» DATA FOR REVIEW

--------------------------------------------------

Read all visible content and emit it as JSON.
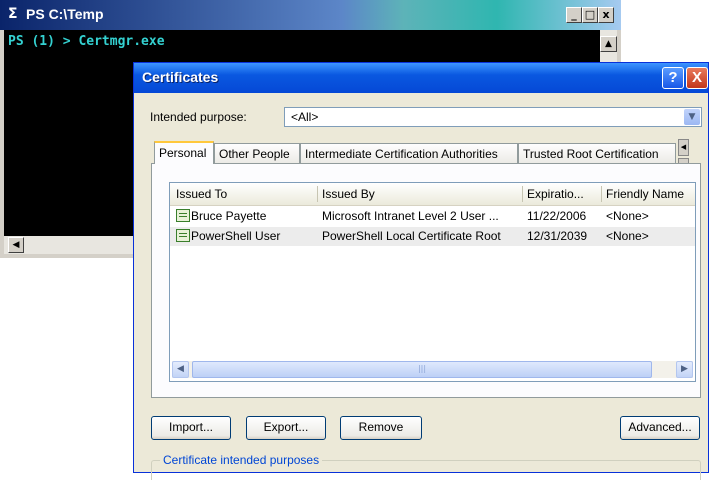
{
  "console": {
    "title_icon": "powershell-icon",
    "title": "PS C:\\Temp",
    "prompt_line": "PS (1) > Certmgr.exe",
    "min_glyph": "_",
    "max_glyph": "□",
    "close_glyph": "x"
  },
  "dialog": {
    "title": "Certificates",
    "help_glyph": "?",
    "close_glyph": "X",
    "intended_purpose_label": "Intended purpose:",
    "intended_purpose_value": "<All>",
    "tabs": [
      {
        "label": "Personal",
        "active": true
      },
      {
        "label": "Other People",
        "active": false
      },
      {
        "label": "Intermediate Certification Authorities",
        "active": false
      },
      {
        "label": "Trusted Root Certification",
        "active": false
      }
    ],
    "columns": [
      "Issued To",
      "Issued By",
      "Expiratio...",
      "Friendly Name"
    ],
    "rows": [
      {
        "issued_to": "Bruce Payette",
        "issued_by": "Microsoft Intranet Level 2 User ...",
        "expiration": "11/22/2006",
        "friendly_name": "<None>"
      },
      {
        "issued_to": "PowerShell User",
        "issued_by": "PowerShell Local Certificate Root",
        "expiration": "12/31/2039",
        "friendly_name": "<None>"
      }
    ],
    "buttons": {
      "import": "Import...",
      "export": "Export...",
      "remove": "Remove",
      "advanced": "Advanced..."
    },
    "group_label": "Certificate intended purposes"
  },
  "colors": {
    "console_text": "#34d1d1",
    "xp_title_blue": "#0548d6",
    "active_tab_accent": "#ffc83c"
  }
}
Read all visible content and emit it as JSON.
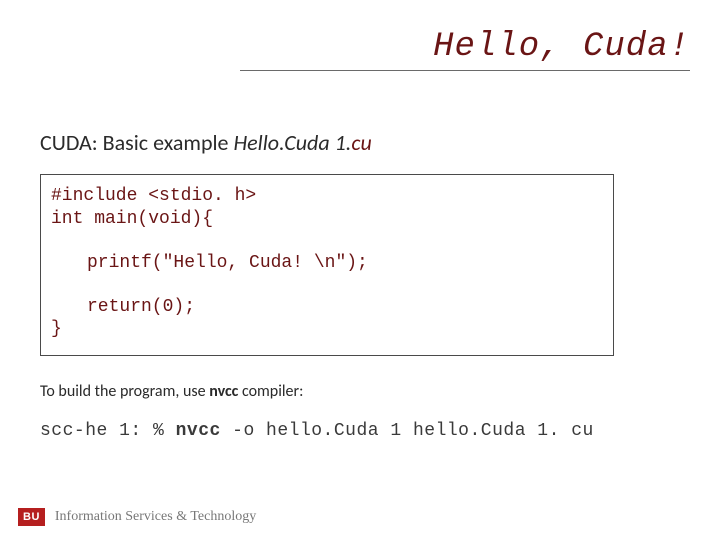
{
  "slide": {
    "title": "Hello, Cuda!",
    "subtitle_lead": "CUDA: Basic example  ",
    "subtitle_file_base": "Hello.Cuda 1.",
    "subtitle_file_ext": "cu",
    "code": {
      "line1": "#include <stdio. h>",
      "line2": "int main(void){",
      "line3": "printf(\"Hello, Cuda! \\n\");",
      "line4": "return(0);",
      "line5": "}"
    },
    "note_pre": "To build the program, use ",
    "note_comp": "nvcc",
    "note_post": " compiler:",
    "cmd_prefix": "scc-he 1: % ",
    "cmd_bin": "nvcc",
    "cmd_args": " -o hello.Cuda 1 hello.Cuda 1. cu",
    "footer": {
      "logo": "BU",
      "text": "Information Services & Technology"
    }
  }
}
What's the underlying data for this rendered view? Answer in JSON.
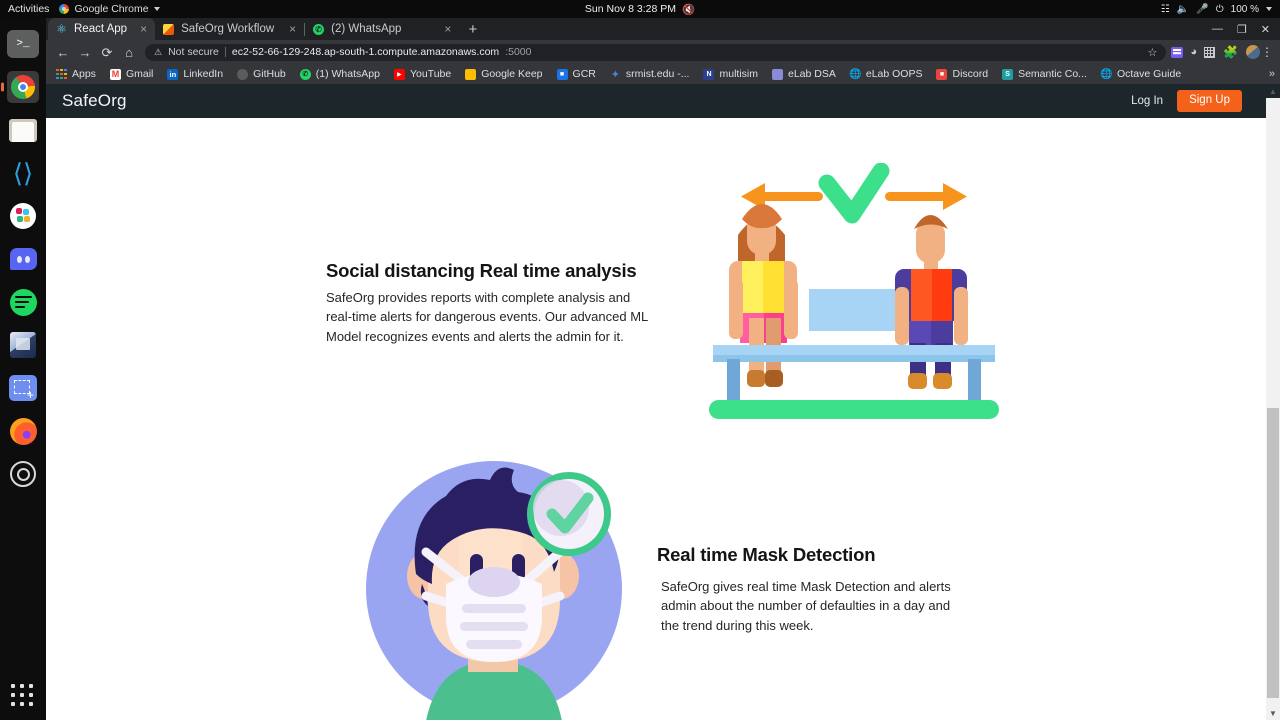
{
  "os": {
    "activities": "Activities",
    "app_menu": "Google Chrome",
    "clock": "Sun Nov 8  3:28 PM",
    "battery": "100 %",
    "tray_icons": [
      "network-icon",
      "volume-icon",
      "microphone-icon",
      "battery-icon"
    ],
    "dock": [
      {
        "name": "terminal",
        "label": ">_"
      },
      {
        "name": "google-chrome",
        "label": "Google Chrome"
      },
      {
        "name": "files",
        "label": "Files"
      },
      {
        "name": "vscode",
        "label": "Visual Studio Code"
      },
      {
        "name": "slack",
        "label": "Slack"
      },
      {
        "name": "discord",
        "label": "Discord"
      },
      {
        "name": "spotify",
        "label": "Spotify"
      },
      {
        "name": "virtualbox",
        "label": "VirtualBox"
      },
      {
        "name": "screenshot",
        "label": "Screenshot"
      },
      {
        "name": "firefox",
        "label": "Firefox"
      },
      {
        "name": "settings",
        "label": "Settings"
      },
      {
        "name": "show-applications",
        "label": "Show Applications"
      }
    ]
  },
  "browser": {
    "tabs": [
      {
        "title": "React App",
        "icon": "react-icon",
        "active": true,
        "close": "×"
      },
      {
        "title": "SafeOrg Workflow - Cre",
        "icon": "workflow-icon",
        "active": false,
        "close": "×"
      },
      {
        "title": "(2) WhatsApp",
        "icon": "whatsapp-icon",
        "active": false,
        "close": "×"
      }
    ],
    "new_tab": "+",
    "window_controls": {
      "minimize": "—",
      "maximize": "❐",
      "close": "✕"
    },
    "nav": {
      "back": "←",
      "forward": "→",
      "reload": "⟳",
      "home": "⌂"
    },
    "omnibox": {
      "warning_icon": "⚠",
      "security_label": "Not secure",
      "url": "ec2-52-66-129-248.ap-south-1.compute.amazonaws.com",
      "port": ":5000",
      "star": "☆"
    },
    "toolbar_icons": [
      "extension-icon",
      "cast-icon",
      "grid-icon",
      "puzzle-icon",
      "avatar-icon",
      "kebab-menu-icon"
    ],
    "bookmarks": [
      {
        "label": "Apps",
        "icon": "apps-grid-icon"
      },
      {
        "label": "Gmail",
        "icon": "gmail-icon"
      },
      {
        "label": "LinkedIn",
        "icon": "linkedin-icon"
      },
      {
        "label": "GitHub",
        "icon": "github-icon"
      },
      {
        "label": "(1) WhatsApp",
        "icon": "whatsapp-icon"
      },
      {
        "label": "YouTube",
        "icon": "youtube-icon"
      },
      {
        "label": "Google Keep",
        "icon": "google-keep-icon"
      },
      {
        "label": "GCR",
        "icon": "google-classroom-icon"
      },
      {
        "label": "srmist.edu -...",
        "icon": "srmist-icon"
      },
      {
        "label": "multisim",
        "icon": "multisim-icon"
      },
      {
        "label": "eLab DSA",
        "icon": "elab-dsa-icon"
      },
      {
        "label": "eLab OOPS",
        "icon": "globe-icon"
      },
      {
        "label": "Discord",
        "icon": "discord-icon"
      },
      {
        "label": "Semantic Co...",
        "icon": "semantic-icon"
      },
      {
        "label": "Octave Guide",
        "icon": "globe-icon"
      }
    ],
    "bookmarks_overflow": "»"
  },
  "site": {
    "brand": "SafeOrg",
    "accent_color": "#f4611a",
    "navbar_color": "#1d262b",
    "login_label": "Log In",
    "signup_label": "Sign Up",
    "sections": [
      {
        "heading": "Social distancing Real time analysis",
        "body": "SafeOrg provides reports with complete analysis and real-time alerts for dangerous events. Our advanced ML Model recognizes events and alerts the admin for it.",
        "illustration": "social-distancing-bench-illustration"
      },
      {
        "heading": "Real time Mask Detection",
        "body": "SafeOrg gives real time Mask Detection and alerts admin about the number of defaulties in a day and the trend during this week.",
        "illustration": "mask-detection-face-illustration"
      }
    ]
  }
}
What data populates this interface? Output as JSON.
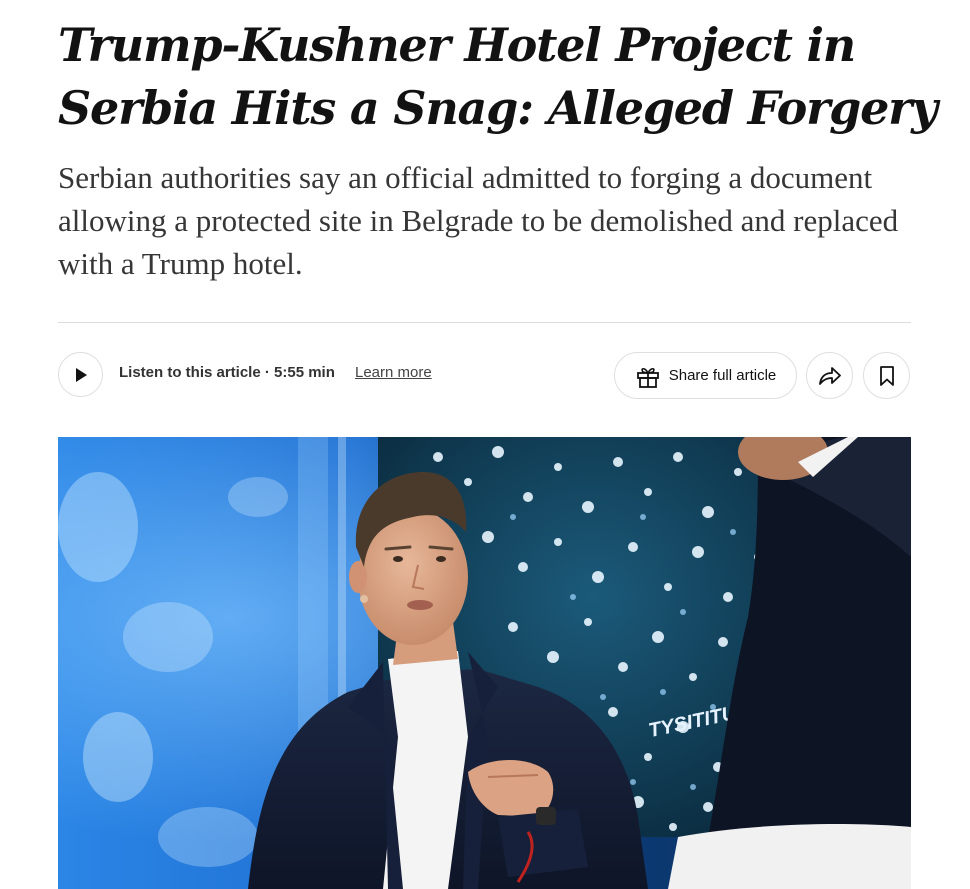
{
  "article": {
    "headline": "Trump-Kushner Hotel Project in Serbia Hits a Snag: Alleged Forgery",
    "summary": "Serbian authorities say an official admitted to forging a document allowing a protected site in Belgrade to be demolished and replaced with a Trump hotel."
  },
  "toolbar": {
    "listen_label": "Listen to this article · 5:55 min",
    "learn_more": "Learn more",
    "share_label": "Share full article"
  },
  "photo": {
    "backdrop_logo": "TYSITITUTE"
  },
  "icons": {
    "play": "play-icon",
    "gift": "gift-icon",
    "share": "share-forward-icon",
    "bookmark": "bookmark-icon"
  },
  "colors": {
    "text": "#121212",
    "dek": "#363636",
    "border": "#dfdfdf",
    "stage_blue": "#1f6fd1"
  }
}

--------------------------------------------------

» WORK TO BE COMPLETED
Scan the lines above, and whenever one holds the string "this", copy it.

» EXERCISE OUTPUT
What's the underlying data for this rendered view? Answer in JSON.
        "body": "SafeOrg gives real time Mask Detection and alerts admin about the number of defaulties in a day and the trend during this week.",
What data populates this interface? Output as JSON.
    "listen_label": "Listen to this article · 5:55 min",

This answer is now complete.